_About this task:_
Every record must be repeated precisely as it stands.

*** Opening Available data ***

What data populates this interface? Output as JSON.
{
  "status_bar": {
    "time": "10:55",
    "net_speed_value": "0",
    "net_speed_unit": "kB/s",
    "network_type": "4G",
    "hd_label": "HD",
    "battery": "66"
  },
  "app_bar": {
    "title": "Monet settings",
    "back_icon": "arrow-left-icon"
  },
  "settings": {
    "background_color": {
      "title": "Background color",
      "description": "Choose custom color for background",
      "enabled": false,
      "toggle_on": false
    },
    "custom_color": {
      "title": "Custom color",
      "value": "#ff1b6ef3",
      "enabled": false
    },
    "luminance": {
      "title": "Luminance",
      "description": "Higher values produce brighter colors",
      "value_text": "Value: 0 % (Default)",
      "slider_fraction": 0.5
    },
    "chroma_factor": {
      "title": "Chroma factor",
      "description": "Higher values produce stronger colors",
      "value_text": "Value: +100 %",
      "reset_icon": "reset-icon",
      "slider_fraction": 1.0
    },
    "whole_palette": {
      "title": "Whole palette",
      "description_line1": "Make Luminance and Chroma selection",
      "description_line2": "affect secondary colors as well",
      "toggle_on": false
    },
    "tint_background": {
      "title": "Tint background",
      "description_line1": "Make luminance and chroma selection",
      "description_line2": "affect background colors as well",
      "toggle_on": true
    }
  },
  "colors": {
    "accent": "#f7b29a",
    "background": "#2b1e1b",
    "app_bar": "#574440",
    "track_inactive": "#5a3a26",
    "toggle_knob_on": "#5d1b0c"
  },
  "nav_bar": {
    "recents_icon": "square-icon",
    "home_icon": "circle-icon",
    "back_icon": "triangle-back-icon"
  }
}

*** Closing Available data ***

_Problem solution:_
What data populates this interface? Output as JSON.
{
  "status_bar": {
    "time": "10:55",
    "net_speed_value": "0",
    "net_speed_unit": "kB/s",
    "network_type": "4G",
    "hd_label": "HD",
    "battery": "66"
  },
  "app_bar": {
    "title": "Monet settings",
    "back_icon": "arrow-left-icon"
  },
  "settings": {
    "background_color": {
      "title": "Background color",
      "description": "Choose custom color for background",
      "enabled": false,
      "toggle_on": false
    },
    "custom_color": {
      "title": "Custom color",
      "value": "#ff1b6ef3",
      "enabled": false
    },
    "luminance": {
      "title": "Luminance",
      "description": "Higher values produce brighter colors",
      "value_text": "Value: 0 % (Default)",
      "slider_fraction": 0.5
    },
    "chroma_factor": {
      "title": "Chroma factor",
      "description": "Higher values produce stronger colors",
      "value_text": "Value: +100 %",
      "reset_icon": "reset-icon",
      "slider_fraction": 1.0
    },
    "whole_palette": {
      "title": "Whole palette",
      "description_line1": "Make Luminance and Chroma selection",
      "description_line2": "affect secondary colors as well",
      "toggle_on": false
    },
    "tint_background": {
      "title": "Tint background",
      "description_line1": "Make luminance and chroma selection",
      "description_line2": "affect background colors as well",
      "toggle_on": true
    }
  },
  "colors": {
    "accent": "#f7b29a",
    "background": "#2b1e1b",
    "app_bar": "#574440",
    "track_inactive": "#5a3a26",
    "toggle_knob_on": "#5d1b0c"
  },
  "nav_bar": {
    "recents_icon": "square-icon",
    "home_icon": "circle-icon",
    "back_icon": "triangle-back-icon"
  }
}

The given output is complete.